Jain Hospital Canteen – yes, it is in a hospital, no that’s not weird. It’s clean, and cheap, and across the road from work. This is where you’ll get that two curry and roti for 60 cents. It’s a bit of a process to order, but once you’ve figured it out, it’s worth elbowing through the throng to take your turn giving your order to the guy taking the money, getting your bit of paper to take over to the kitchen to hand to one of the staff who’ll dish it up and hand your delicious lunch over. Then you stand around one of the tall tables and eat with your hands. They also serve delicious coffee here in little tiny glass cups. Yum.

Dolce, off Cunningham Rd – a little bit of Europe with yummy light bites and a mouth watering dessert case with pastries, tarts and cakes for well under a $1 each.

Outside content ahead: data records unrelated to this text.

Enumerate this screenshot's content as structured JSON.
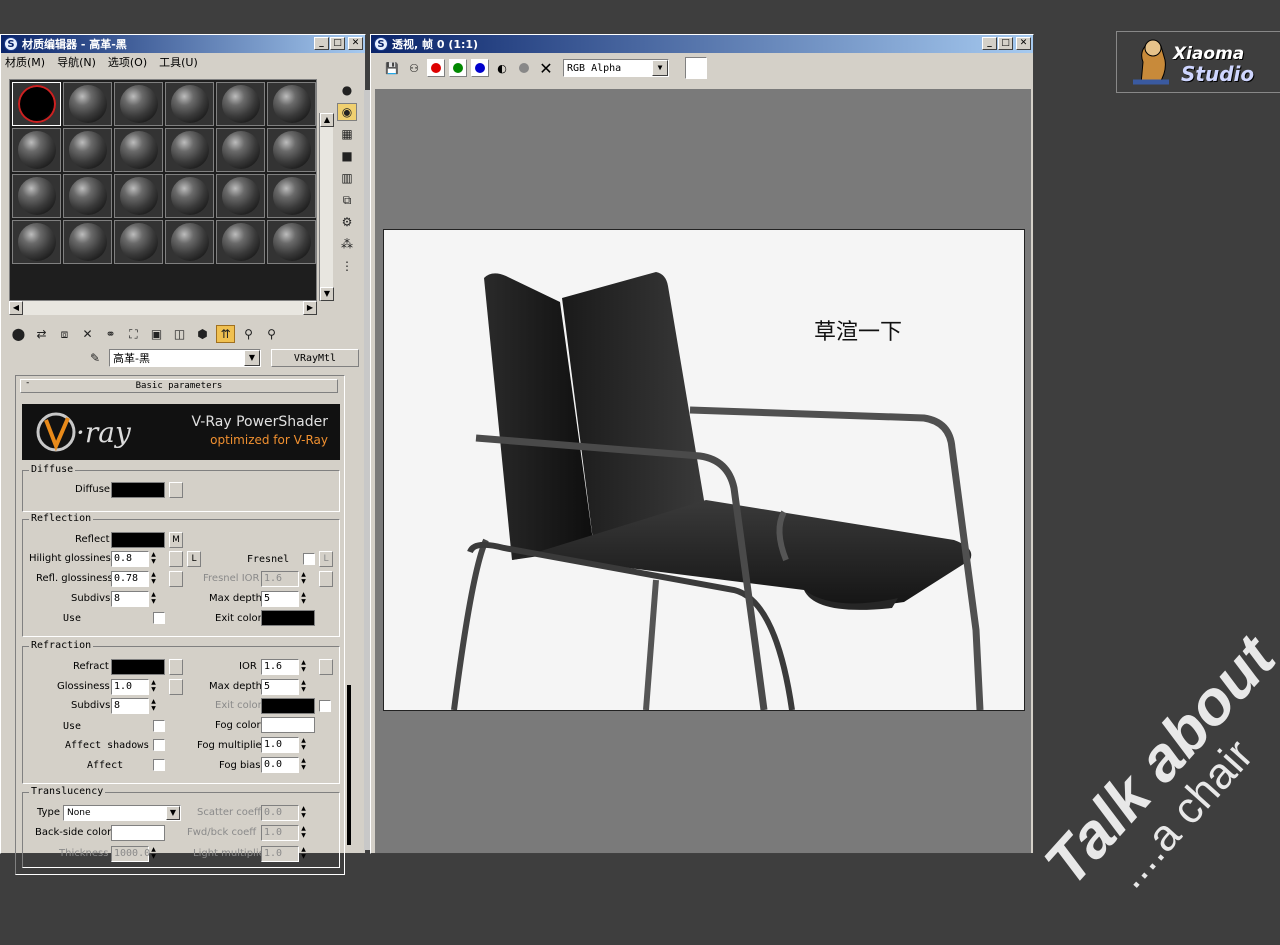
{
  "mat_editor": {
    "title": "材质编辑器 - 高革-黑",
    "menu": [
      "材质(M)",
      "导航(N)",
      "选项(O)",
      "工具(U)"
    ],
    "material_name": "高革-黑",
    "material_type": "VRayMtl",
    "rollout_title": "Basic parameters",
    "vray_banner": {
      "title": "V-Ray PowerShader",
      "subtitle": "optimized for V-Ray"
    },
    "diffuse": {
      "group": "Diffuse",
      "label": "Diffuse"
    },
    "reflection": {
      "group": "Reflection",
      "reflect_label": "Reflect",
      "map_btn": "M",
      "hilight_label": "Hilight glossiness",
      "hilight_value": "0.8",
      "lock_btn": "L",
      "fresnel_label": "Fresnel",
      "refl_gloss_label": "Refl. glossiness",
      "refl_gloss_value": "0.78",
      "fresnel_ior_label": "Fresnel IOR",
      "fresnel_ior_value": "1.6",
      "subdivs_label": "Subdivs",
      "subdivs_value": "8",
      "max_depth_label": "Max depth",
      "max_depth_value": "5",
      "use_label": "Use",
      "exit_color_label": "Exit color"
    },
    "refraction": {
      "group": "Refraction",
      "refract_label": "Refract",
      "ior_label": "IOR",
      "ior_value": "1.6",
      "gloss_label": "Glossiness",
      "gloss_value": "1.0",
      "max_depth_label": "Max depth",
      "max_depth_value": "5",
      "subdivs_label": "Subdivs",
      "subdivs_value": "8",
      "exit_color_label": "Exit color",
      "use_label": "Use",
      "fog_color_label": "Fog color",
      "affect_shadows_label": "Affect shadows",
      "fog_mult_label": "Fog multiplier",
      "fog_mult_value": "1.0",
      "affect_label": "Affect",
      "fog_bias_label": "Fog bias",
      "fog_bias_value": "0.0"
    },
    "translucency": {
      "group": "Translucency",
      "type_label": "Type",
      "type_value": "None",
      "scatter_label": "Scatter coeff",
      "scatter_value": "0.0",
      "backside_label": "Back-side color",
      "fwd_label": "Fwd/bck coeff",
      "fwd_value": "1.0",
      "thickness_label": "Thickness",
      "thickness_value": "1000.0",
      "light_mult_label": "Light multiplier",
      "light_mult_value": "1.0"
    }
  },
  "render_window": {
    "title": "透视, 帧 0 (1:1)",
    "channel": "RGB Alpha",
    "caption": "草渲一下"
  },
  "logo": {
    "line1": "Xiaoma",
    "line2": "Studio"
  },
  "watermark": {
    "line1": "Talk about",
    "line2": "....a chair"
  },
  "colors": {
    "title_start": "#0a246a",
    "title_end": "#a6caf0",
    "desktop": "#3e3e3e",
    "window": "#d4d0c8"
  }
}
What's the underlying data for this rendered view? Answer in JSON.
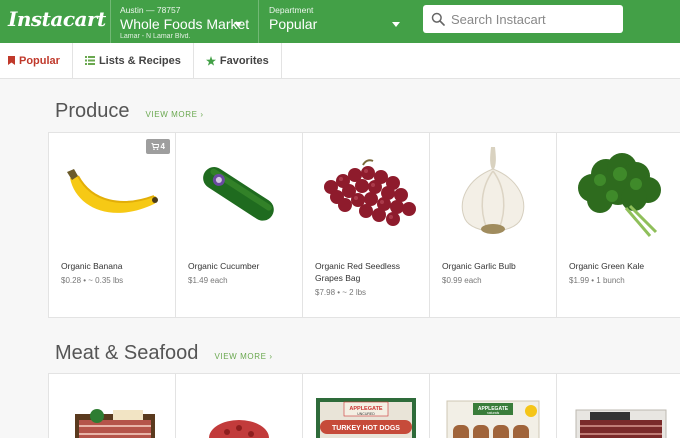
{
  "header": {
    "logo": "Instacart",
    "store": {
      "zip": "Austin — 78757",
      "name": "Whole Foods Market",
      "location": "Lamar - N Lamar Blvd."
    },
    "department": {
      "label": "Department",
      "value": "Popular"
    },
    "search": {
      "placeholder": "Search Instacart"
    }
  },
  "subnav": [
    {
      "label": "Popular",
      "icon": "bookmark-icon"
    },
    {
      "label": "Lists & Recipes",
      "icon": "list-icon"
    },
    {
      "label": "Favorites",
      "icon": "star-icon"
    }
  ],
  "sections": [
    {
      "title": "Produce",
      "view_more": "VIEW MORE ›",
      "cart_badge": "4",
      "items": [
        {
          "name": "Organic Banana",
          "price": "$0.28 • ~ 0.35 lbs"
        },
        {
          "name": "Organic Cucumber",
          "price": "$1.49 each"
        },
        {
          "name": "Organic Red Seedless Grapes Bag",
          "price": "$7.98 • ~ 2 lbs"
        },
        {
          "name": "Organic Garlic Bulb",
          "price": "$0.99 each"
        },
        {
          "name": "Organic Green Kale",
          "price": "$1.99 • 1 bunch"
        }
      ]
    },
    {
      "title": "Meat & Seafood",
      "view_more": "VIEW MORE ›",
      "items": [
        {
          "brand": ""
        },
        {
          "brand": ""
        },
        {
          "brand": "APPLEGATE",
          "label": "TURKEY HOT DOGS",
          "sub": "UNCURED"
        },
        {
          "brand": "APPLEGATE",
          "sub": "naturals"
        },
        {
          "brand": ""
        }
      ]
    }
  ],
  "colors": {
    "header_green": "#43a047",
    "active_red": "#c0392b",
    "link_green": "#6aa84f"
  }
}
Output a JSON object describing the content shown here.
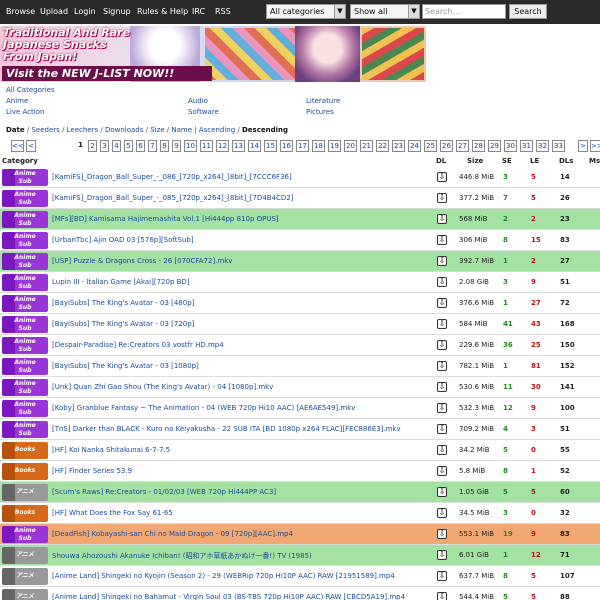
{
  "nav": {
    "browse": "Browse",
    "upload": "Upload",
    "login": "Login",
    "signup": "Signup",
    "rules": "Rules & Help",
    "irc": "IRC",
    "rss": "RSS"
  },
  "filters": {
    "category": "All categories",
    "status": "Show all",
    "search_placeholder": "Search...",
    "search_button": "Search"
  },
  "banner": {
    "line1": "Traditional And Rare",
    "line2": "Japanese Snacks",
    "line3": "From Japan!",
    "line4": "Visit the NEW J-LIST NOW!!"
  },
  "categories": {
    "all": "All Categories",
    "anime": "Anime",
    "audio": "Audio",
    "literature": "Literature",
    "live_action": "Live Action",
    "software": "Software",
    "pictures": "Pictures"
  },
  "sort": {
    "date": "Date",
    "seeders": "Seeders",
    "leechers": "Leechers",
    "downloads": "Downloads",
    "size": "Size",
    "name": "Name",
    "ascending": "Ascending",
    "descending": "Descending"
  },
  "pager": {
    "first": "<<",
    "prev": "<",
    "next": ">",
    "last": ">>",
    "pages": [
      "1",
      "2",
      "3",
      "4",
      "5",
      "6",
      "7",
      "8",
      "9",
      "10",
      "11",
      "12",
      "13",
      "14",
      "15",
      "16",
      "17",
      "18",
      "19",
      "20",
      "21",
      "22",
      "23",
      "24",
      "25",
      "26",
      "27",
      "28",
      "29",
      "30",
      "31",
      "32",
      "33"
    ],
    "current": "1"
  },
  "columns": {
    "category": "Category",
    "dl": "DL",
    "size": "Size",
    "se": "SE",
    "le": "LE",
    "dls": "DLs",
    "msg": "Msg"
  },
  "badges": {
    "anime": "Anime\nSub",
    "books": "Books",
    "raw": "アニメ"
  },
  "colors": {
    "trusted": "#a3e2a3",
    "remake": "#f2a872",
    "normal": "#ffffff"
  },
  "rows": [
    {
      "cat": "anime",
      "name": "[KamiFS]_Dragon_Ball_Super_-_086_[720p_x264]_[8bit]_[7CCC6F36]",
      "size": "446.8 MiB",
      "se": "3",
      "le": "5",
      "dls": "14",
      "status": "normal"
    },
    {
      "cat": "anime",
      "name": "[KamiFS]_Dragon_Ball_Super_-_085_[720p_x264]_[8bit]_[7D4B4CD2]",
      "size": "377.2 MiB",
      "se": "7",
      "le": "5",
      "dls": "26",
      "status": "normal"
    },
    {
      "cat": "anime",
      "name": "[MFs][BD] Kamisama Hajimemashita Vol.1 [Hi444pp 810p OPUS]",
      "size": "568 MiB",
      "se": "2",
      "le": "2",
      "dls": "23",
      "status": "trusted"
    },
    {
      "cat": "anime",
      "name": "[UrbanTbc] Ajin OAD 03 [576p][SoftSub]",
      "size": "306 MiB",
      "se": "8",
      "le": "15",
      "dls": "83",
      "status": "normal"
    },
    {
      "cat": "anime",
      "name": "[USP] Puzzle & Dragons Cross - 26 [070CFA72].mkv",
      "size": "392.7 MiB",
      "se": "1",
      "le": "2",
      "dls": "27",
      "status": "trusted"
    },
    {
      "cat": "anime",
      "name": "Lupin III - Italian Game [Akai][720p BD]",
      "size": "2.08 GiB",
      "se": "3",
      "le": "9",
      "dls": "51",
      "status": "normal"
    },
    {
      "cat": "anime",
      "name": "[BayiSubs] The King's Avatar - 03 [480p]",
      "size": "376.6 MiB",
      "se": "1",
      "le": "27",
      "dls": "72",
      "status": "normal"
    },
    {
      "cat": "anime",
      "name": "[BayiSubs] The King's Avatar - 03 [720p]",
      "size": "584 MiB",
      "se": "41",
      "le": "43",
      "dls": "168",
      "status": "normal"
    },
    {
      "cat": "anime",
      "name": "[Despair-Paradise] Re:Creators 03 vostfr HD.mp4",
      "size": "229.6 MiB",
      "se": "36",
      "le": "25",
      "dls": "150",
      "status": "normal"
    },
    {
      "cat": "anime",
      "name": "[BayiSubs] The King's Avatar - 03 [1080p]",
      "size": "782.1 MiB",
      "se": "1",
      "le": "81",
      "dls": "152",
      "status": "normal"
    },
    {
      "cat": "anime",
      "name": "[Unk] Quan Zhi Gao Shou (The King's Avatar) - 04 [1080p].mkv",
      "size": "530.6 MiB",
      "se": "11",
      "le": "30",
      "dls": "141",
      "status": "normal"
    },
    {
      "cat": "anime",
      "name": "[Koby] Granblue Fantasy ~ The Animation - 04 (WEB 720p Hi10 AAC) [AE6AE549].mkv",
      "size": "532.3 MiB",
      "se": "12",
      "le": "9",
      "dls": "100",
      "status": "normal"
    },
    {
      "cat": "anime",
      "name": "[TnS] Darker than BLACK - Kuro no Keiyakusha - 22 SUB ITA [BD 1080p x264 FLAC][FEC886E3].mkv",
      "size": "709.2 MiB",
      "se": "4",
      "le": "3",
      "dls": "51",
      "status": "normal"
    },
    {
      "cat": "books",
      "name": "[HF] Koi Nanka Shitakunai 6-7-7.5",
      "size": "34.2 MiB",
      "se": "5",
      "le": "0",
      "dls": "55",
      "status": "normal"
    },
    {
      "cat": "books",
      "name": "[HF] Finder Series 53.9",
      "size": "5.8 MiB",
      "se": "8",
      "le": "1",
      "dls": "52",
      "status": "normal"
    },
    {
      "cat": "raw",
      "name": "[Scum's Raws] Re:Creators - 01/02/03 [WEB 720p Hi444PP AC3]",
      "size": "1.05 GiB",
      "se": "5",
      "le": "5",
      "dls": "60",
      "status": "trusted"
    },
    {
      "cat": "books",
      "name": "[HF] What Does the Fox Say 61-65",
      "size": "34.5 MiB",
      "se": "3",
      "le": "0",
      "dls": "32",
      "status": "normal"
    },
    {
      "cat": "anime",
      "name": "[DeadFish] Kobayashi-san Chi no Maid Dragon - 09 [720p][AAC].mp4",
      "size": "553.1 MiB",
      "se": "19",
      "le": "9",
      "dls": "83",
      "status": "remake"
    },
    {
      "cat": "raw",
      "name": "Shouwa Ahozoushi Akanuke Ichiban! (昭和アホ草紙あかぬけ一番!) TV (1985)",
      "size": "6.01 GiB",
      "se": "1",
      "le": "12",
      "dls": "71",
      "status": "trusted"
    },
    {
      "cat": "raw",
      "name": "[Anime Land] Shingeki no Kyojin (Season 2) - 29 (WEBRip 720p Hi10P AAC) RAW [21951589].mp4",
      "size": "637.7 MiB",
      "se": "8",
      "le": "5",
      "dls": "107",
      "status": "normal"
    },
    {
      "cat": "raw",
      "name": "[Anime Land] Shingeki no Bahamut - Virgin Soul 03 (BS-TBS 720p Hi10P AAC) RAW [CBCD5A19].mp4",
      "size": "544.4 MiB",
      "se": "5",
      "le": "5",
      "dls": "88",
      "status": "normal"
    }
  ]
}
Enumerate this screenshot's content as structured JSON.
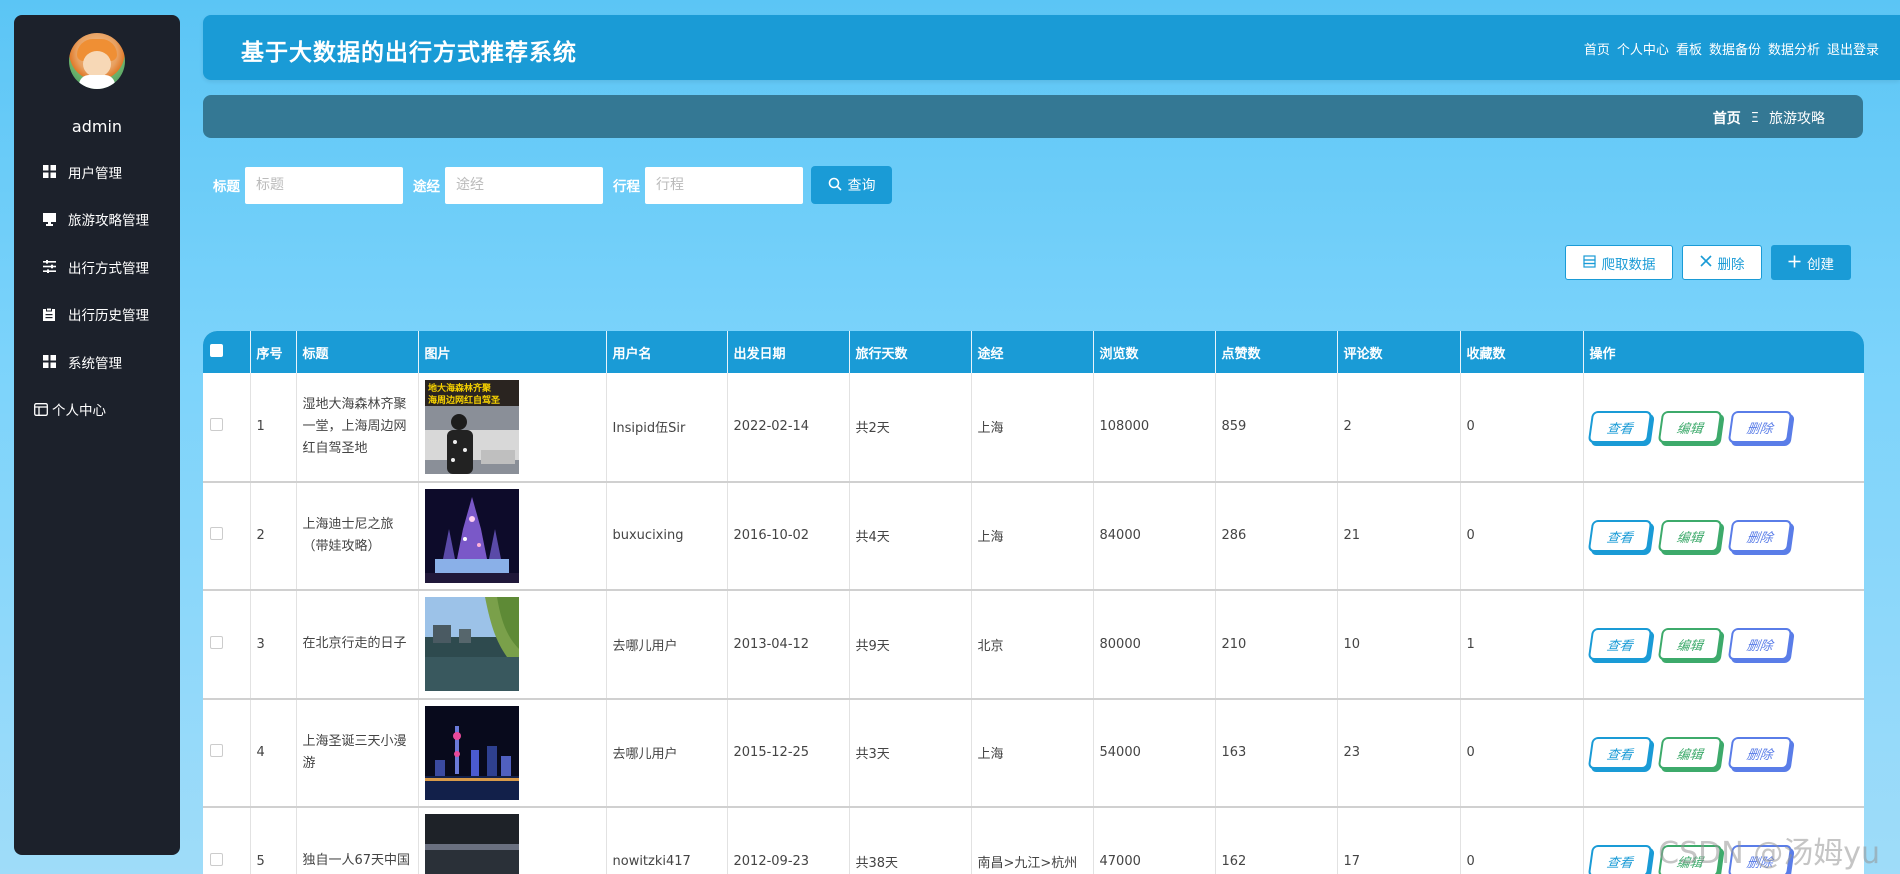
{
  "sidebar": {
    "username": "admin",
    "items": [
      {
        "label": "用户管理",
        "icon": "grid-icon"
      },
      {
        "label": "旅游攻略管理",
        "icon": "monitor-icon"
      },
      {
        "label": "出行方式管理",
        "icon": "sliders-icon"
      },
      {
        "label": "出行历史管理",
        "icon": "clipboard-icon"
      },
      {
        "label": "系统管理",
        "icon": "grid-icon"
      },
      {
        "label": "个人中心",
        "icon": "window-icon"
      }
    ]
  },
  "header": {
    "title": "基于大数据的出行方式推荐系统",
    "nav": [
      "首页",
      "个人中心",
      "看板",
      "数据备份",
      "数据分析",
      "退出登录"
    ]
  },
  "breadcrumb": {
    "home": "首页",
    "separator": "Ξ",
    "current": "旅游攻略"
  },
  "search": {
    "fields": [
      {
        "label": "标题",
        "placeholder": "标题"
      },
      {
        "label": "途经",
        "placeholder": "途经"
      },
      {
        "label": "行程",
        "placeholder": "行程"
      }
    ],
    "button": "查询"
  },
  "actions": {
    "crawl": "爬取数据",
    "delete": "删除",
    "create": "创建"
  },
  "table": {
    "columns": [
      "序号",
      "标题",
      "图片",
      "用户名",
      "出发日期",
      "旅行天数",
      "途经",
      "浏览数",
      "点赞数",
      "评论数",
      "收藏数",
      "操作"
    ],
    "rows": [
      {
        "no": "1",
        "title": "湿地大海森林齐聚一堂，上海周边网红自驾圣地",
        "thumb_caption": "地大海森林齐聚 海周边网红自驾圣",
        "user": "Insipid伍Sir",
        "date": "2022-02-14",
        "days": "共2天",
        "route": "上海",
        "views": "108000",
        "likes": "859",
        "comments": "2",
        "favs": "0"
      },
      {
        "no": "2",
        "title": "上海迪士尼之旅（带娃攻略）",
        "user": "buxucixing",
        "date": "2016-10-02",
        "days": "共4天",
        "route": "上海",
        "views": "84000",
        "likes": "286",
        "comments": "21",
        "favs": "0"
      },
      {
        "no": "3",
        "title": "在北京行走的日子",
        "user": "去哪儿用户",
        "date": "2013-04-12",
        "days": "共9天",
        "route": "北京",
        "views": "80000",
        "likes": "210",
        "comments": "10",
        "favs": "1"
      },
      {
        "no": "4",
        "title": "上海圣诞三天小漫游",
        "user": "去哪儿用户",
        "date": "2015-12-25",
        "days": "共3天",
        "route": "上海",
        "views": "54000",
        "likes": "163",
        "comments": "23",
        "favs": "0"
      },
      {
        "no": "5",
        "title": "独自一人67天中国",
        "user": "nowitzki417",
        "date": "2012-09-23",
        "days": "共38天",
        "route": "南昌>九江>杭州",
        "views": "47000",
        "likes": "162",
        "comments": "17",
        "favs": "0"
      }
    ],
    "ops": {
      "view": "查看",
      "edit": "编辑",
      "delete": "删除"
    }
  },
  "watermark": "CSDN @汤姆yu"
}
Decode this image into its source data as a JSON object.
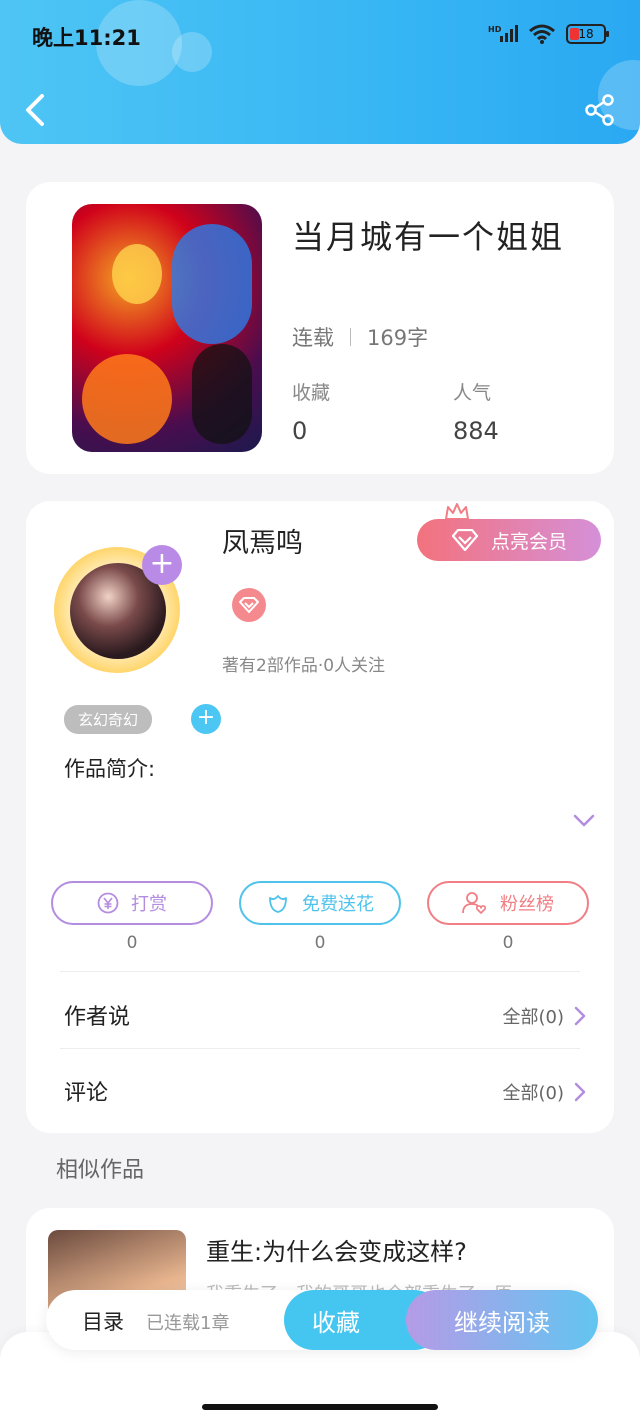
{
  "status_bar": {
    "time": "晚上11:21",
    "battery": "18"
  },
  "book": {
    "title": "当月城有一个姐姐",
    "status": "连载",
    "word_count": "169字",
    "stats": [
      {
        "label": "收藏",
        "value": "0"
      },
      {
        "label": "人气",
        "value": "884"
      }
    ]
  },
  "author": {
    "name": "凤焉鸣",
    "vip_button": "点亮会员",
    "works_info": "著有2部作品·0人关注",
    "tag": "玄幻奇幻",
    "intro_label": "作品简介:"
  },
  "actions": [
    {
      "label": "打赏",
      "count": "0",
      "color": "#b48ce0"
    },
    {
      "label": "免费送花",
      "count": "0",
      "color": "#4fc3ec"
    },
    {
      "label": "粉丝榜",
      "count": "0",
      "color": "#f07e84"
    }
  ],
  "rows": {
    "author_says": {
      "label": "作者说",
      "right": "全部(0)"
    },
    "comments": {
      "label": "评论",
      "right": "全部(0)"
    }
  },
  "similar": {
    "section_title": "相似作品",
    "title": "重生:为什么会变成这样?",
    "desc": "我重生了，我的哥哥也全部重生了，原"
  },
  "bottom_bar": {
    "toc": "目录",
    "toc_sub": "已连载1章",
    "favorite": "收藏",
    "continue_read": "继续阅读"
  }
}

Koshys, St Marks Rd – There’s a bit of a weird vibe here, but good for a homey comfort meal, especially if you’re like me and from an English family. This place is clinging on to the colonial days with it’s British table settings and menu with baked beans, cucumber sandwiches and fish and chips. Koshy’s was established pre-independence and apparently hasn’t changed much since then which explains why the decor has a sort of stuffiness to it, but it’s quaint, cosy, and very dignified old chap, jolly good and all that!

Koshys Restaurant
Koshys Restaurant

That’s the round up for week one; no doubt there will be many more new favourite food places discovered in the coming weeks.